Collection entries
▼▼▼

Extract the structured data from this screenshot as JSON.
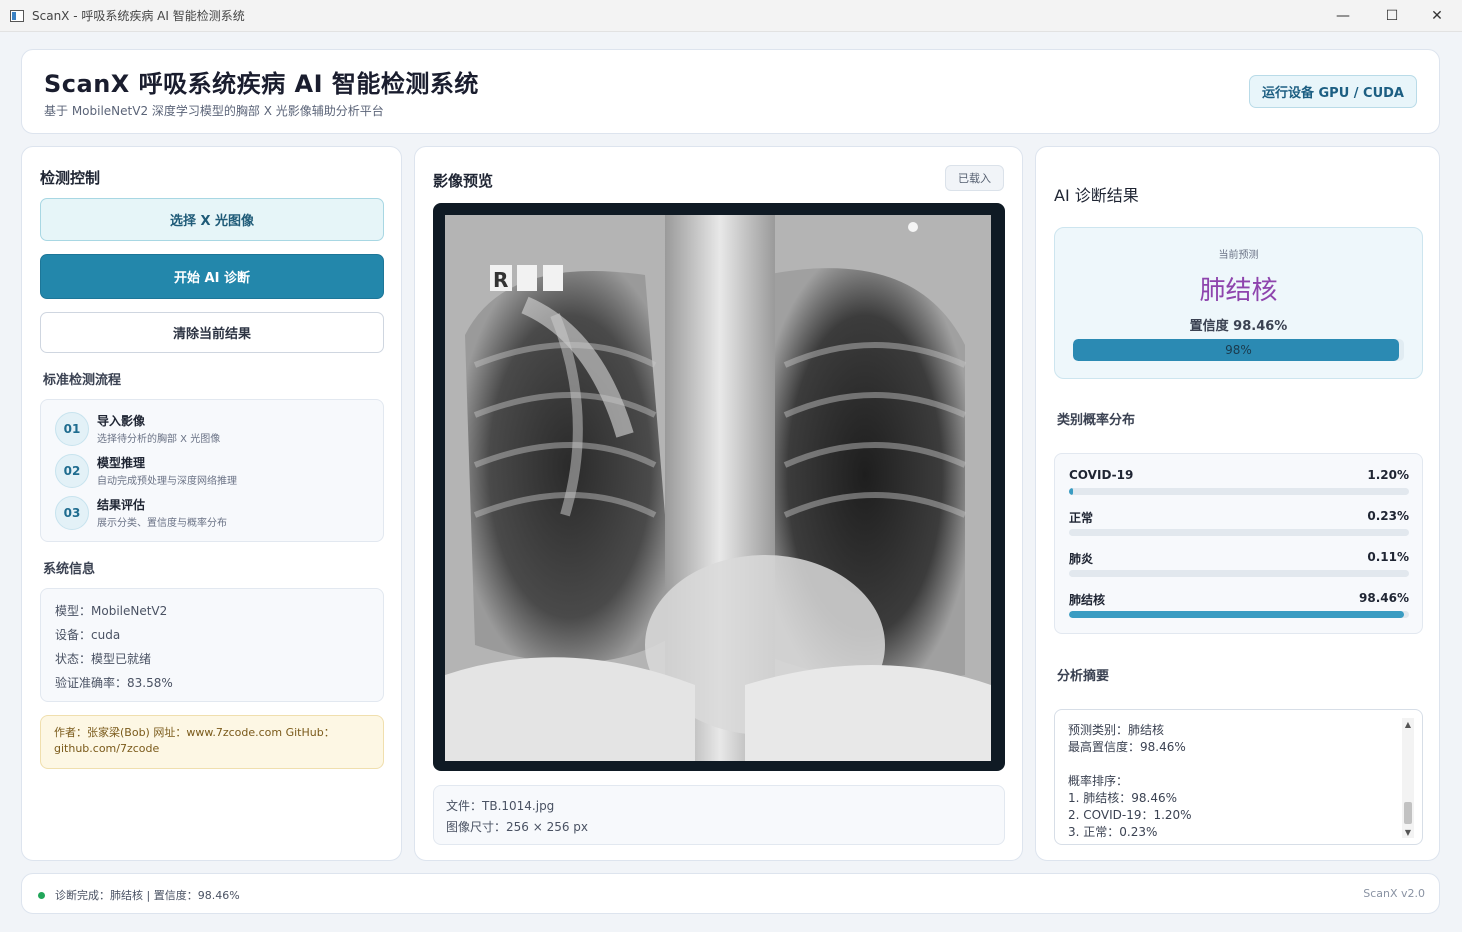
{
  "window": {
    "title": "ScanX - 呼吸系统疾病 AI 智能检测系统",
    "minimize": "—",
    "maximize": "☐",
    "close": "✕"
  },
  "header": {
    "title": "ScanX  呼吸系统疾病 AI 智能检测系统",
    "subtitle": "基于 MobileNetV2 深度学习模型的胸部 X 光影像辅助分析平台",
    "device_badge": "运行设备  GPU / CUDA"
  },
  "control": {
    "title": "检测控制",
    "select_button": "选择 X 光图像",
    "diagnose_button": "开始 AI 诊断",
    "clear_button": "清除当前结果",
    "workflow_title": "标准检测流程",
    "steps": [
      {
        "num": "01",
        "title": "导入影像",
        "desc": "选择待分析的胸部 X 光图像"
      },
      {
        "num": "02",
        "title": "模型推理",
        "desc": "自动完成预处理与深度网络推理"
      },
      {
        "num": "03",
        "title": "结果评估",
        "desc": "展示分类、置信度与概率分布"
      }
    ],
    "sysinfo_title": "系统信息",
    "sysinfo": [
      "模型：MobileNetV2",
      "设备：cuda",
      "状态：模型已就绪",
      "验证准确率：83.58%"
    ],
    "author": "作者：张家梁(Bob)  网址：www.7zcode.com GitHub：github.com/7zcode"
  },
  "preview": {
    "title": "影像预览",
    "loaded_badge": "已载入",
    "xray_marker": "R",
    "file_name": "文件：TB.1014.jpg",
    "image_size": "图像尺寸：256 × 256 px"
  },
  "result": {
    "title": "AI 诊断结果",
    "current_label": "当前预测",
    "prediction": "肺结核",
    "confidence_text": "置信度  98.46%",
    "confidence_value": 0.9846,
    "bar_label": "98%",
    "probs_title": "类别概率分布",
    "probs": [
      {
        "name": "COVID-19",
        "label": "1.20%",
        "value": 0.012
      },
      {
        "name": "正常",
        "label": "0.23%",
        "value": 0.0023
      },
      {
        "name": "肺炎",
        "label": "0.11%",
        "value": 0.0011
      },
      {
        "name": "肺结核",
        "label": "98.46%",
        "value": 0.9846
      }
    ],
    "summary_title": "分析摘要",
    "summary_text": "预测类别：肺结核\n最高置信度：98.46%\n\n概率排序：\n1. 肺结核：98.46%\n2. COVID-19：1.20%\n3. 正常：0.23%"
  },
  "status": {
    "message": "诊断完成：肺结核 | 置信度：98.46%",
    "version": "ScanX v2.0"
  }
}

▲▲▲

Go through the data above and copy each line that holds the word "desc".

▶ EXERCISE RESPONSE:
        "desc": "选择待分析的胸部 X 光图像"
        "desc": "自动完成预处理与深度网络推理"
        "desc": "展示分类、置信度与概率分布"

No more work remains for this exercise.